*INSTRUCTIONS FOR THE TASK:* Nothing in the records below should be altered in the copy, although the pictures must be left out.
INPUT FOR THIS TASK section start
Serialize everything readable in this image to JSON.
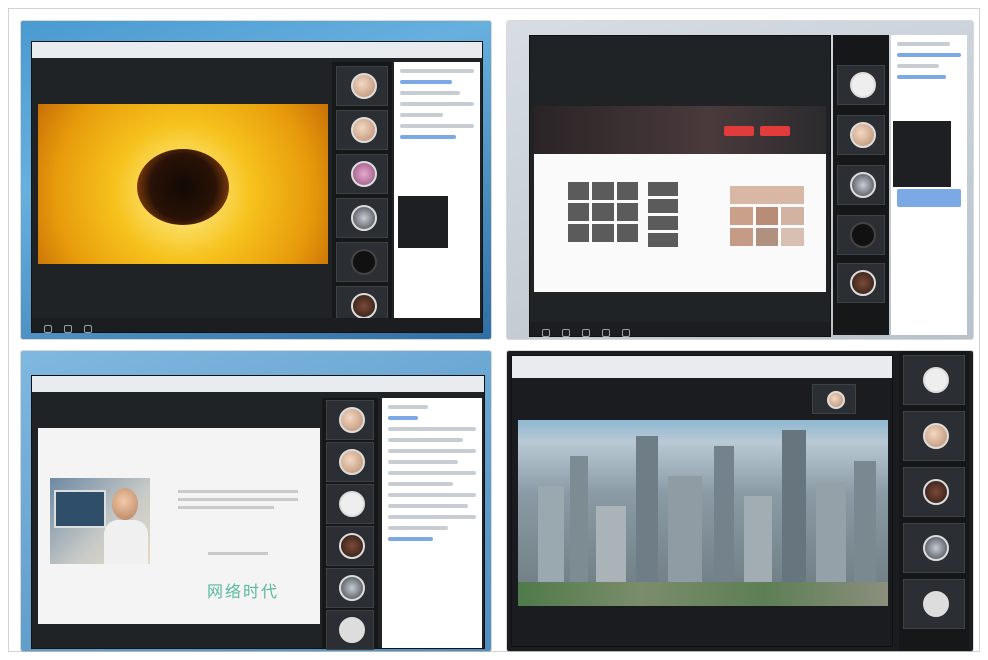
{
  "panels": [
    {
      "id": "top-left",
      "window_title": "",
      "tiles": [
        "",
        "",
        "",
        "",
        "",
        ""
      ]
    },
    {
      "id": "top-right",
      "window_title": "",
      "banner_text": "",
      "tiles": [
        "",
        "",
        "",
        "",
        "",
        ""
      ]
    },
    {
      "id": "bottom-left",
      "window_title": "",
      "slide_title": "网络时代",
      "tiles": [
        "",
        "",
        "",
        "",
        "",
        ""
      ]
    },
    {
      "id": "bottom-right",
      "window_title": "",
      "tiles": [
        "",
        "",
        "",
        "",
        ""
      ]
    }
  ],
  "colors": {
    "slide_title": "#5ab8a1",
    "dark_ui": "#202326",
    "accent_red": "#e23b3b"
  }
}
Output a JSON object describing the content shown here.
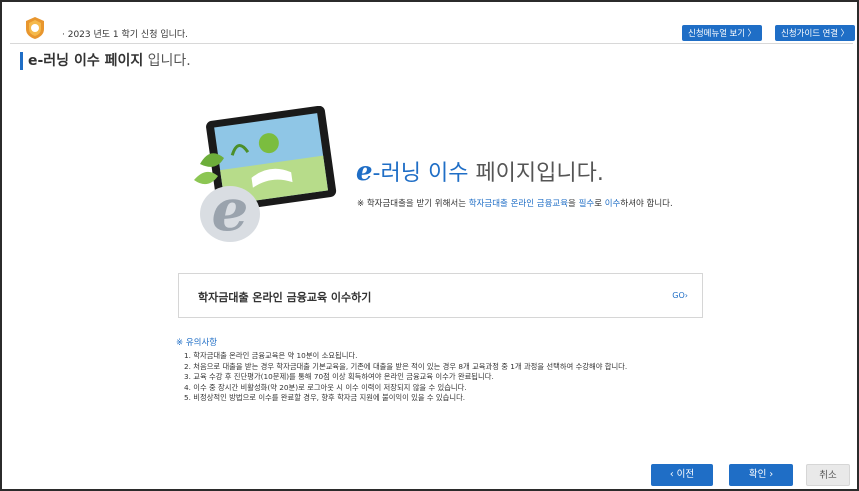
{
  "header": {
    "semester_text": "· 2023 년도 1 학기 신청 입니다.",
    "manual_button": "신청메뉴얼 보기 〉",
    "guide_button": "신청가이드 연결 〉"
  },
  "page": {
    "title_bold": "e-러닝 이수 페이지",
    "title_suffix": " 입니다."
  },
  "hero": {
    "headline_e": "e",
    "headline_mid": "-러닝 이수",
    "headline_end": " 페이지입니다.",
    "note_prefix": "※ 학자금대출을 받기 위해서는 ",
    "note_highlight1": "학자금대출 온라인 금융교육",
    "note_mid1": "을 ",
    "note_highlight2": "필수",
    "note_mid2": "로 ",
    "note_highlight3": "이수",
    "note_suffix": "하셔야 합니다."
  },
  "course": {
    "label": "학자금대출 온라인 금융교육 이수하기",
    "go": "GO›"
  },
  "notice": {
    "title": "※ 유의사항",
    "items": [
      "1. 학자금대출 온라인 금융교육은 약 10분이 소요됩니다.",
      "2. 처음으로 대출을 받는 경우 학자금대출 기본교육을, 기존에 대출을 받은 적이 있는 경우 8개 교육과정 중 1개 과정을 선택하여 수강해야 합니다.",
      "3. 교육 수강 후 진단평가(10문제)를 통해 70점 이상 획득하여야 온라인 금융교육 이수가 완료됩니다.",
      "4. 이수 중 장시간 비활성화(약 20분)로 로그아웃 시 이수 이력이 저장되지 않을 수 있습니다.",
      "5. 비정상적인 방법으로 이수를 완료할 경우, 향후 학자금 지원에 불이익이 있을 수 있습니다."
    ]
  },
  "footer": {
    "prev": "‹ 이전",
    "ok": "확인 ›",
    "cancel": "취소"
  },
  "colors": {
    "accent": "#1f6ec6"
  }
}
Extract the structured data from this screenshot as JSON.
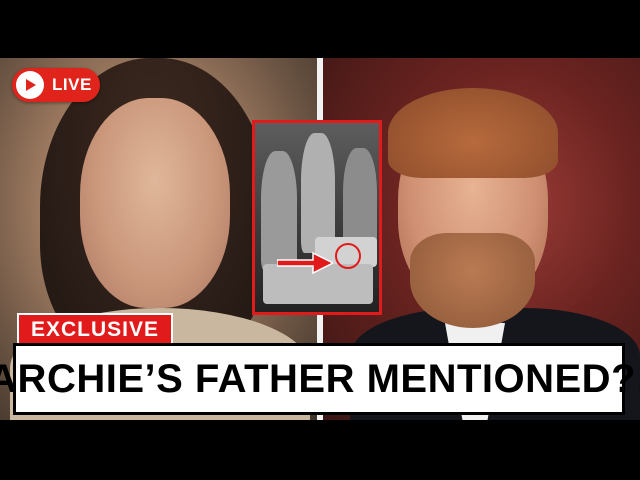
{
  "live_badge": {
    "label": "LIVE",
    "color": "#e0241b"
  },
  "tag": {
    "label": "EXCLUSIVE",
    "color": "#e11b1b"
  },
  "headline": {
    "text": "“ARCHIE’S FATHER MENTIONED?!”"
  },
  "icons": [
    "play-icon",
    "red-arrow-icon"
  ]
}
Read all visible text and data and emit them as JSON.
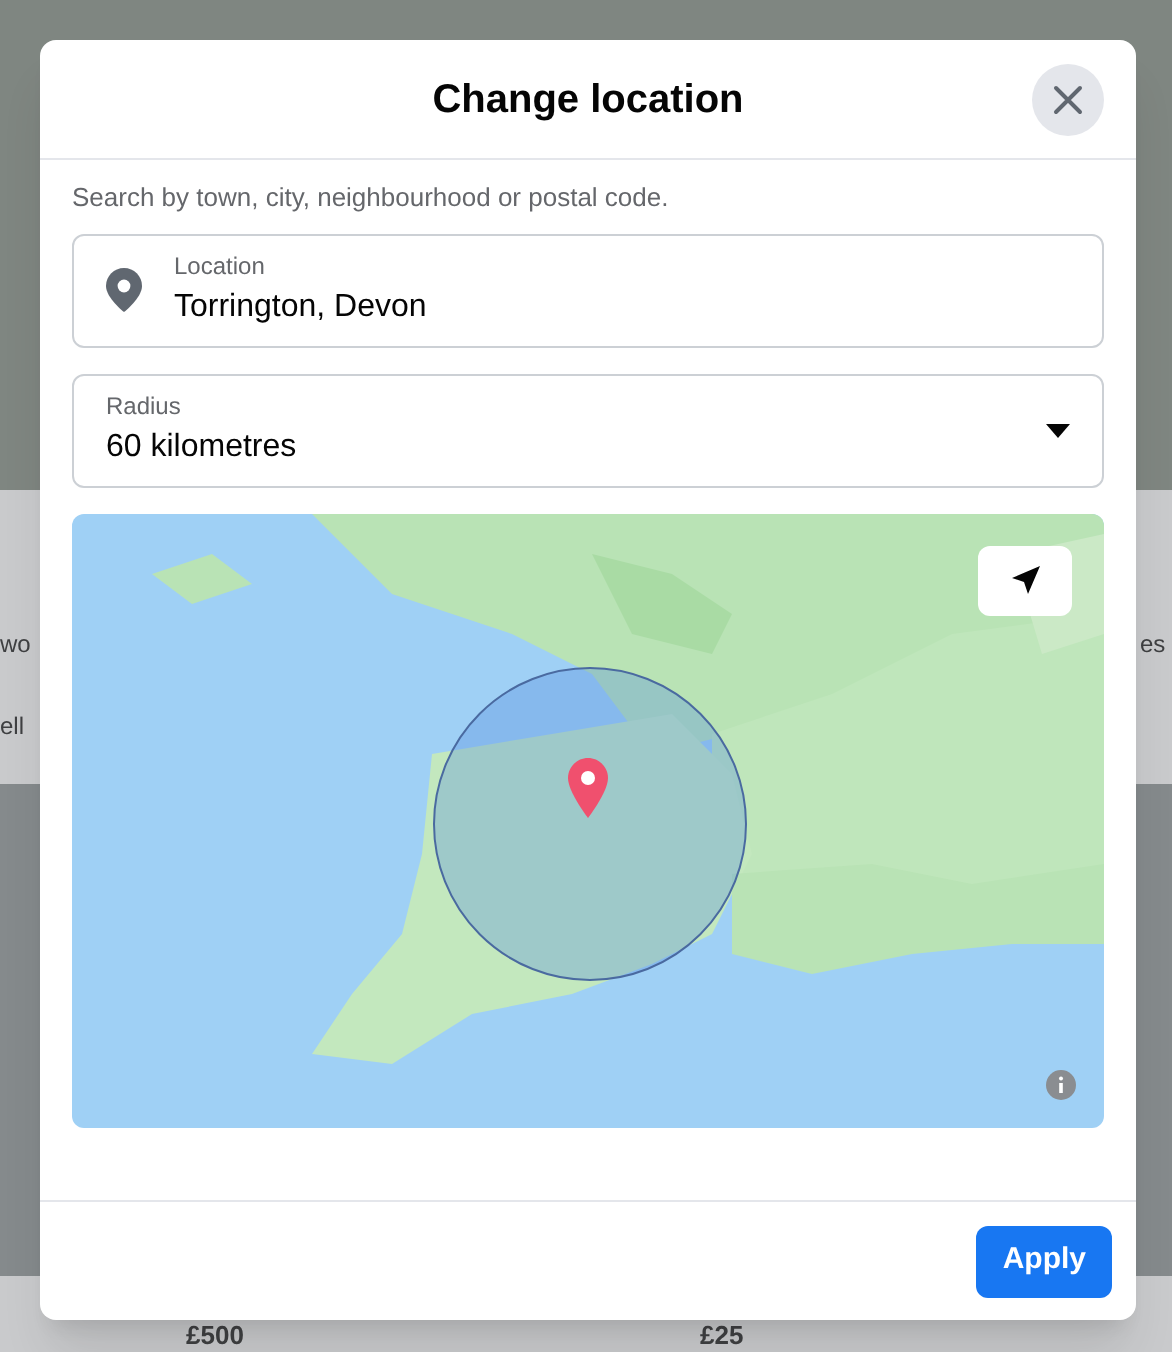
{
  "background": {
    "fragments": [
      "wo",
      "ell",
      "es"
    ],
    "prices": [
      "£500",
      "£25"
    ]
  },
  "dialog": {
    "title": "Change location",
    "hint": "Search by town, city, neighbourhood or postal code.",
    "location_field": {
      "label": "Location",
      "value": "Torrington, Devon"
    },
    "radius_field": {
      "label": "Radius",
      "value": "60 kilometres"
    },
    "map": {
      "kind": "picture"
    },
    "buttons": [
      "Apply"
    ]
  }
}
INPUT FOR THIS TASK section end
*SOLVED PROBLEM:*
Serialize everything readable in this image to JSON.
{
  "panels": [
    {
      "id": "top-left",
      "window_title": "",
      "tiles": [
        "",
        "",
        "",
        "",
        "",
        ""
      ]
    },
    {
      "id": "top-right",
      "window_title": "",
      "banner_text": "",
      "tiles": [
        "",
        "",
        "",
        "",
        "",
        ""
      ]
    },
    {
      "id": "bottom-left",
      "window_title": "",
      "slide_title": "网络时代",
      "tiles": [
        "",
        "",
        "",
        "",
        "",
        ""
      ]
    },
    {
      "id": "bottom-right",
      "window_title": "",
      "tiles": [
        "",
        "",
        "",
        "",
        ""
      ]
    }
  ],
  "colors": {
    "slide_title": "#5ab8a1",
    "dark_ui": "#202326",
    "accent_red": "#e23b3b"
  }
}
Output a JSON object describing the content shown here.
{
  "header": {
    "semester_text": "· 2023 년도 1 학기 신청 입니다.",
    "manual_button": "신청메뉴얼 보기 〉",
    "guide_button": "신청가이드 연결 〉"
  },
  "page": {
    "title_bold": "e-러닝 이수 페이지",
    "title_suffix": " 입니다."
  },
  "hero": {
    "headline_e": "e",
    "headline_mid": "-러닝 이수",
    "headline_end": " 페이지입니다.",
    "note_prefix": "※ 학자금대출을 받기 위해서는 ",
    "note_highlight1": "학자금대출 온라인 금융교육",
    "note_mid1": "을 ",
    "note_highlight2": "필수",
    "note_mid2": "로 ",
    "note_highlight3": "이수",
    "note_suffix": "하셔야 합니다."
  },
  "course": {
    "label": "학자금대출 온라인 금융교육 이수하기",
    "go": "GO›"
  },
  "notice": {
    "title": "※ 유의사항",
    "items": [
      "1. 학자금대출 온라인 금융교육은 약 10분이 소요됩니다.",
      "2. 처음으로 대출을 받는 경우 학자금대출 기본교육을, 기존에 대출을 받은 적이 있는 경우 8개 교육과정 중 1개 과정을 선택하여 수강해야 합니다.",
      "3. 교육 수강 후 진단평가(10문제)를 통해 70점 이상 획득하여야 온라인 금융교육 이수가 완료됩니다.",
      "4. 이수 중 장시간 비활성화(약 20분)로 로그아웃 시 이수 이력이 저장되지 않을 수 있습니다.",
      "5. 비정상적인 방법으로 이수를 완료할 경우, 향후 학자금 지원에 불이익이 있을 수 있습니다."
    ]
  },
  "footer": {
    "prev": "‹ 이전",
    "ok": "확인 ›",
    "cancel": "취소"
  },
  "colors": {
    "accent": "#1f6ec6"
  }
}
Extract the structured data from this screenshot as JSON.
{
  "live_badge": {
    "label": "LIVE",
    "color": "#e0241b"
  },
  "tag": {
    "label": "EXCLUSIVE",
    "color": "#e11b1b"
  },
  "headline": {
    "text": "“ARCHIE’S FATHER MENTIONED?!”"
  },
  "icons": [
    "play-icon",
    "red-arrow-icon"
  ]
}
Read all visible text and data and emit them as JSON.
{
  "background": {
    "fragments": [
      "wo",
      "ell",
      "es"
    ],
    "prices": [
      "£500",
      "£25"
    ]
  },
  "dialog": {
    "title": "Change location",
    "hint": "Search by town, city, neighbourhood or postal code.",
    "location_field": {
      "label": "Location",
      "value": "Torrington, Devon"
    },
    "radius_field": {
      "label": "Radius",
      "value": "60 kilometres"
    },
    "map": {
      "kind": "picture"
    },
    "buttons": [
      "Apply"
    ]
  }
}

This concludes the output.